Pet products are one of the biggest categories in any supermarket,” said Thompson who not only hosted the event but was a potential investor.

Thompson knows a thing or two about pet products. He was the CEO of New Jersey-based Freshpet for nearly six years until his retirement in 2016, and was the CEO of The Meow Mix Company from 2001 to 2006.

Now in his role as CEO of Factory LLC, he and his team have $250 million of investable
capital to acquire meaningful equity stakes in high-potential food, beverage and pet health companies.

The Pet Innovation Challenge showed, if nothing else, that the industry is thriving with innovation and potential, according to Thompson.

“It’s the humanization of pets,” he said. “Pets used to live in the backyard, but now they live in your house.”

Thompson would like to see the next big pet product company end up in Bethlehem and that Factory LLC could help stoke the flames of success.

While the 10 companies hoped to woo investors, they were also eager to get important feedback from them about blind spots in their evolving business plans, and possible solutions.

“We’re an early stage startup entering our critical growth phase and we’re looking for industry partners as well as funding, and so this kind of exposure to potential identify partners and investors is why we’re here,” said Animal Biome’s Osborne.

Attending the challenge “allowed us to get insights from people with amazing backgrounds in the industry,” said Ganz, also of Animal Biome.

Animal Biome wasn’t looking for scientific feedback. “We had that,” Ganz said. “We needed the business advisory board and this is really helping us to fill this big gap.”

Carlson agreed. “I love it when somebody from the outside takes a look at what we’re doing because everyone comes at things with different levels of expertise.”

And then there was Mella, whose unofficial motto, Zhang said, is “measuring your dog’s temperature does not have to be a pain in the butt.”

“No one’s happy,” Seidman told the event crowd. “Vet technicians have scratches all
over their arms, parents are upset in waiting rooms, and most of all the pets are not fear free.”

The feedback from other businesses and pet experts was crucial, Seidman said.

“We examined how to best educate pet parents as to why a Mella Thermometer will be beneficial to them. We had excellent input from multiple participants. We walked away with dozens of potential blind spots to consider as well as many solutions we had not thought of before.

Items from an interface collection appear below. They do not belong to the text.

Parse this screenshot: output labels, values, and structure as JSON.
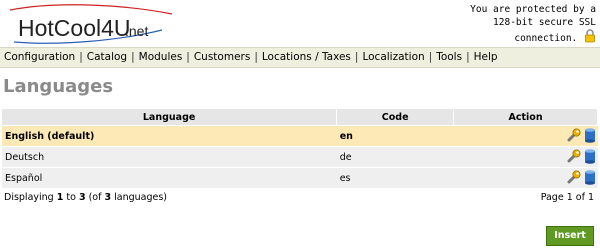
{
  "header": {
    "logo": {
      "text": "HotCool4U",
      "suffix": ".net"
    },
    "ssl": {
      "line1": "You are protected by a",
      "line2": "128-bit secure SSL",
      "line3": "connection."
    }
  },
  "menu": [
    "Configuration",
    "Catalog",
    "Modules",
    "Customers",
    "Locations / Taxes",
    "Localization",
    "Tools",
    "Help"
  ],
  "page": {
    "title": "Languages"
  },
  "table": {
    "headers": {
      "language": "Language",
      "code": "Code",
      "action": "Action"
    },
    "rows": [
      {
        "name": "English (default)",
        "code": "en"
      },
      {
        "name": "Deutsch",
        "code": "de"
      },
      {
        "name": "Español",
        "code": "es"
      }
    ]
  },
  "footer": {
    "pre": "Displaying ",
    "from": "1",
    "mid1": " to ",
    "to": "3",
    "mid2": " (of ",
    "total": "3",
    "post": " languages)",
    "page_info": "Page 1 of 1"
  },
  "buttons": {
    "insert": "Insert"
  },
  "colors": {
    "accent": "#5f9a22",
    "selected_row": "#fde9b6",
    "menubar": "#efefe0",
    "logo_red": "#cc2222",
    "logo_blue": "#2b5fb3"
  },
  "icons": {
    "logo": "logo-swirl-icon",
    "ssl": "padlock-icon",
    "edit": "wrench-icon",
    "delete": "database-icon"
  }
}
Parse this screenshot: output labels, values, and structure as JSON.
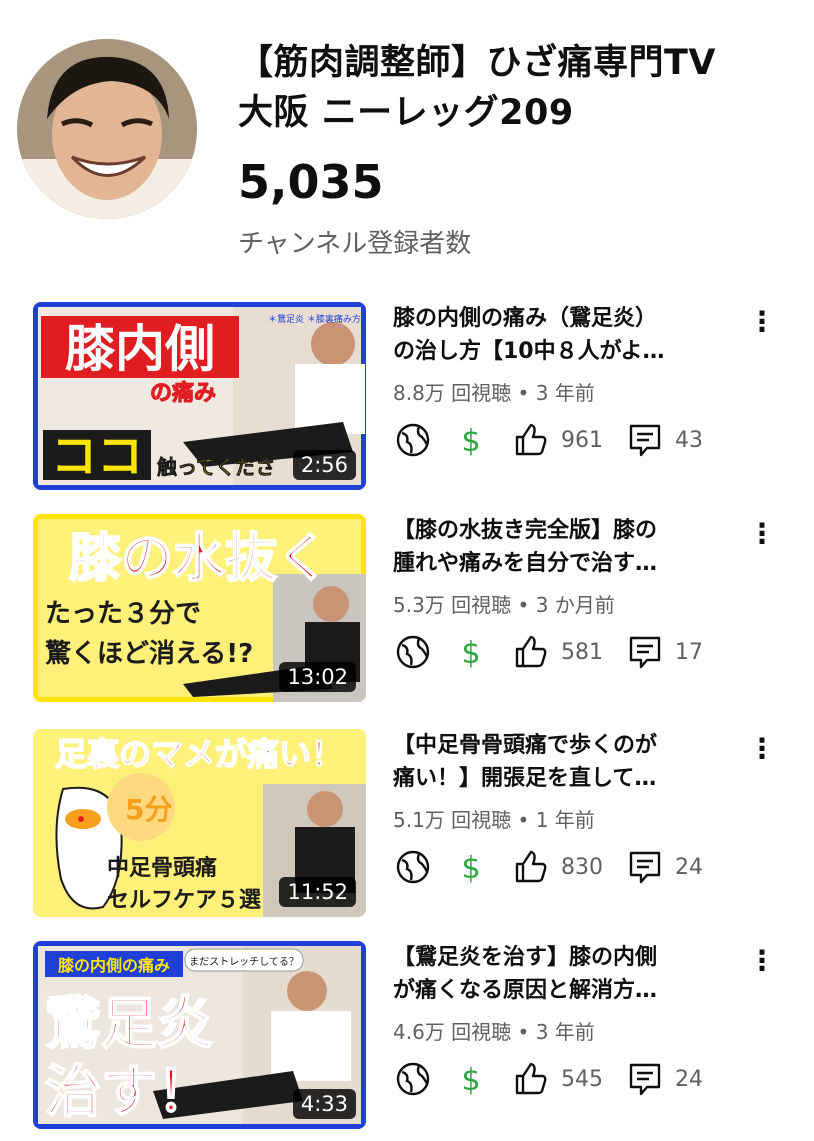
{
  "channel": {
    "name_line1": "【筋肉調整師】ひざ痛専門TV",
    "name_line2": "大阪 ニーレッグ209",
    "subscriber_count": "5,035",
    "subscriber_label": "チャンネル登録者数"
  },
  "videos": [
    {
      "title_line1": "膝の内側の痛み（鵞足炎）",
      "title_line2": "の治し方【10中８人がよ…",
      "views": "8.8万 回視聴",
      "age": "3 年前",
      "likes": "961",
      "comments": "43",
      "duration": "2:56",
      "thumb_text": {
        "main": "膝内側",
        "sub": "の痛み",
        "big": "ココ",
        "cta": "触ってくださ",
        "notes": "＊鵞足炎 ＊膝裏痛み方必須"
      }
    },
    {
      "title_line1": "【膝の水抜き完全版】膝の",
      "title_line2": "腫れや痛みを自分で治す…",
      "views": "5.3万 回視聴",
      "age": "3 か月前",
      "likes": "581",
      "comments": "17",
      "duration": "13:02",
      "thumb_text": {
        "main": "膝の水抜く",
        "line2": "たった３分で",
        "line3": "驚くほど消える!?"
      }
    },
    {
      "title_line1": "【中足骨骨頭痛で歩くのが",
      "title_line2": "痛い！】開張足を直して…",
      "views": "5.1万 回視聴",
      "age": "1 年前",
      "likes": "830",
      "comments": "24",
      "duration": "11:52",
      "thumb_text": {
        "main": "足裏のマメが痛い！",
        "minutes": "5分",
        "line2": "中足骨頭痛",
        "line3": "セルフケア５選"
      }
    },
    {
      "title_line1": "【鵞足炎を治す】膝の内側",
      "title_line2": "が痛くなる原因と解消方…",
      "views": "4.6万 回視聴",
      "age": "3 年前",
      "likes": "545",
      "comments": "24",
      "duration": "4:33",
      "thumb_text": {
        "tag": "膝の内側の痛み",
        "bubble": "まだストレッチしてる？",
        "main1": "鵞足炎",
        "main2": "治す！"
      }
    }
  ],
  "colors": {
    "money": "#2ba640",
    "meta": "#606060",
    "thumb_border_blue": "#1f3fd6",
    "thumb_red": "#e01e22",
    "thumb_yellow": "#ffe500"
  },
  "icons": [
    "globe-icon",
    "dollar-icon",
    "thumbs-up-icon",
    "comment-icon",
    "more-vert-icon"
  ]
}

For example, one of our team members suggested we target specific communities such as “pet moms,” high-needs dogs/cats, and even social media influencers in order to narrow our base and grow,” Seidman said.

“We can’t wait to take to the drawing board.”